Under the Dome, a novel about a small town suddenly sealed off from the rest of the world by a huge transparent dome, is set in Maine, like nearly all of Stephen King’s novels. But filming a television adaptation in King’s home state of Maine was out of the question. Aside from the inhospitable winter season, Maine does not provide the kind of competitive film tax credit that is increasingly vital to producing television dramas – like North Carolina does. Producers considered Texas and Louisiana, but decided to base the CBS series in Wilmington, which offered the right mix of locations and tax breaks. Under the Dome began filming its first episode in Wilmington last week, the latest in a string of high-profile television shows and movies to take root in North Carolina, which offers a 25 percent refundable tax credit toward film production expenses.
“You’re limited by the amount of money that you have, so that’s really critical,” said Neal Baer, an executive producer and showrunner for Under the Dome. “Every penny is important.” The state’s diverse locations and geography also helped, Baer added. “We wanted it to be Anywhere, USA. North Carolina really works for that.
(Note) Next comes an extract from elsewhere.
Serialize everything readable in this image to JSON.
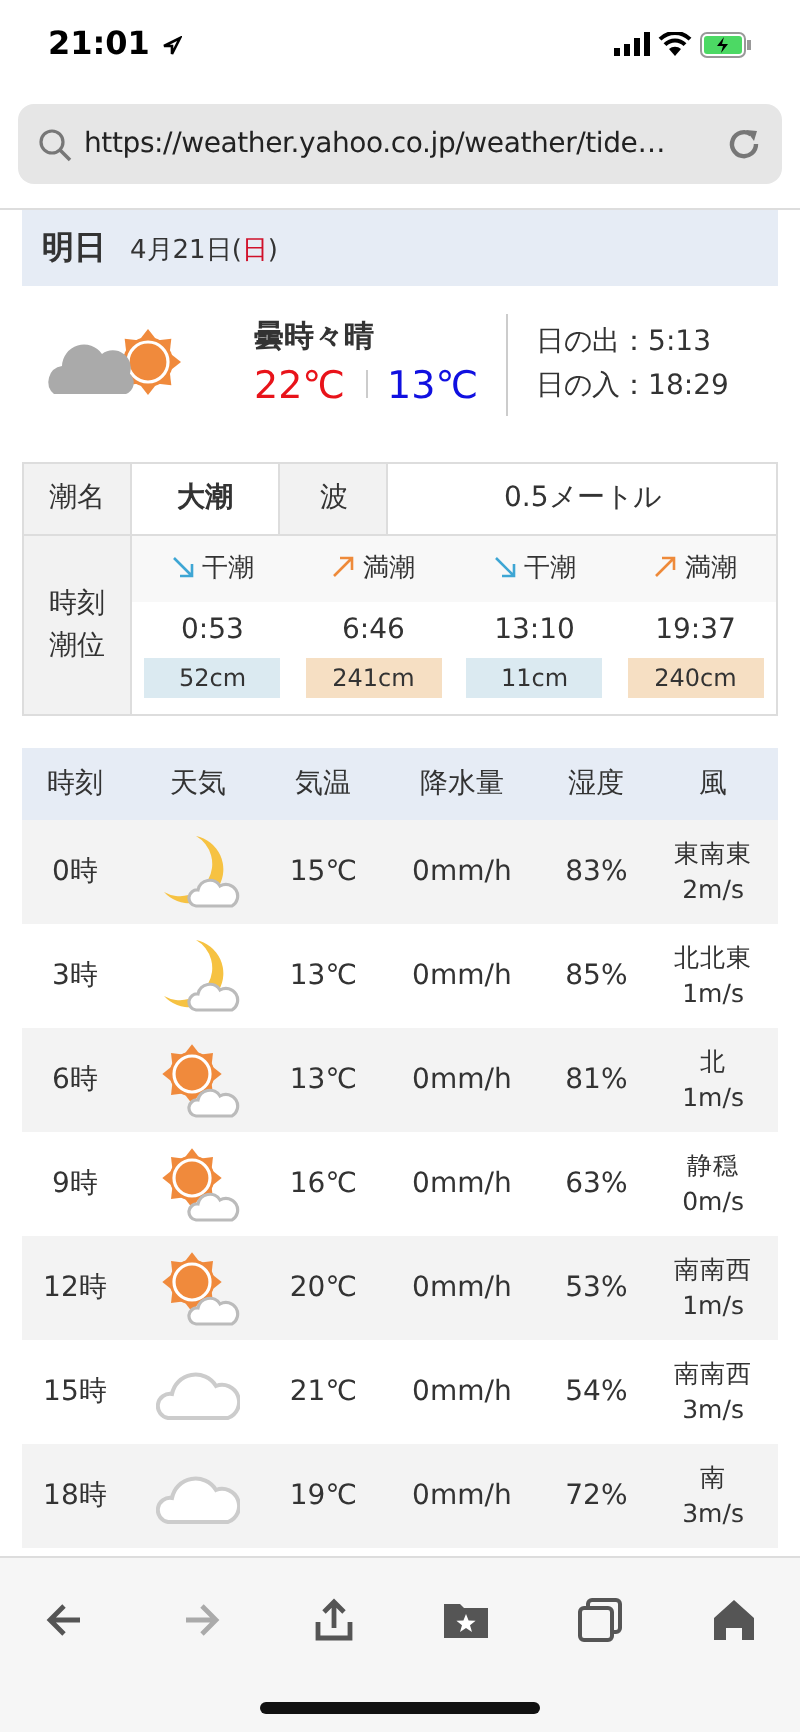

We need forest, we need a small town and we need water – we have all that.” The article, which appeared in the Los Angeles Times, included mentions of other films that have shot in North Carolina, along with the economic impact of the film industry in the state.
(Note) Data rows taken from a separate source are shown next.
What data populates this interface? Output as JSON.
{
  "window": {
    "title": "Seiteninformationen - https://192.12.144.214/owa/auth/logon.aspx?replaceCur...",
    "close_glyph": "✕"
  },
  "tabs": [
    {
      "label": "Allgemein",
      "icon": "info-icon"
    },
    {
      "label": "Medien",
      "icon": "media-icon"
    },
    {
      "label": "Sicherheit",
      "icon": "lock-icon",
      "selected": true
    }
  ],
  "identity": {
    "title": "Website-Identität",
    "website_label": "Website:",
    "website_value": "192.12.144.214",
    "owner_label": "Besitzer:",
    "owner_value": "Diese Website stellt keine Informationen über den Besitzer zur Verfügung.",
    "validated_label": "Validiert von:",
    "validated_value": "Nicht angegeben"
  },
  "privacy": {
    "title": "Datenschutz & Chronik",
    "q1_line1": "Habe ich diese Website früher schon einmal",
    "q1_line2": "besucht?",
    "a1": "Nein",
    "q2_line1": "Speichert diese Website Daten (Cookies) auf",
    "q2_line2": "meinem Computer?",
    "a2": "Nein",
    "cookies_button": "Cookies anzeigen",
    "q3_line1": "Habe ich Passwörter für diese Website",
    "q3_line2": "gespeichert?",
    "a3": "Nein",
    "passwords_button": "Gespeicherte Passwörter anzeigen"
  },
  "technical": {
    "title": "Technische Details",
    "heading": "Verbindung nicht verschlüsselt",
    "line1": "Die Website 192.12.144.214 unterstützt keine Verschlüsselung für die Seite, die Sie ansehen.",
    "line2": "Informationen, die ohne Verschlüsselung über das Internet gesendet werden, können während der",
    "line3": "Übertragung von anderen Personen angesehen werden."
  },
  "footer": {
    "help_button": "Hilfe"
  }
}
Under the Dome is filming on a sprawling soundstage facility in Wilmington operated by EUE/Screen Gems. Other locations will include the nearby city Southport, near the mouth of the Cape Fear River, and the town of Burgaw, whose quaint city hall will figure in the program. “We’re really excited,” said Aaron Syrett, director of the North Carolina Film Office. “It speaks to North Carolina’s attractiveness as a film location and to the quality of its crews and infrastructure.”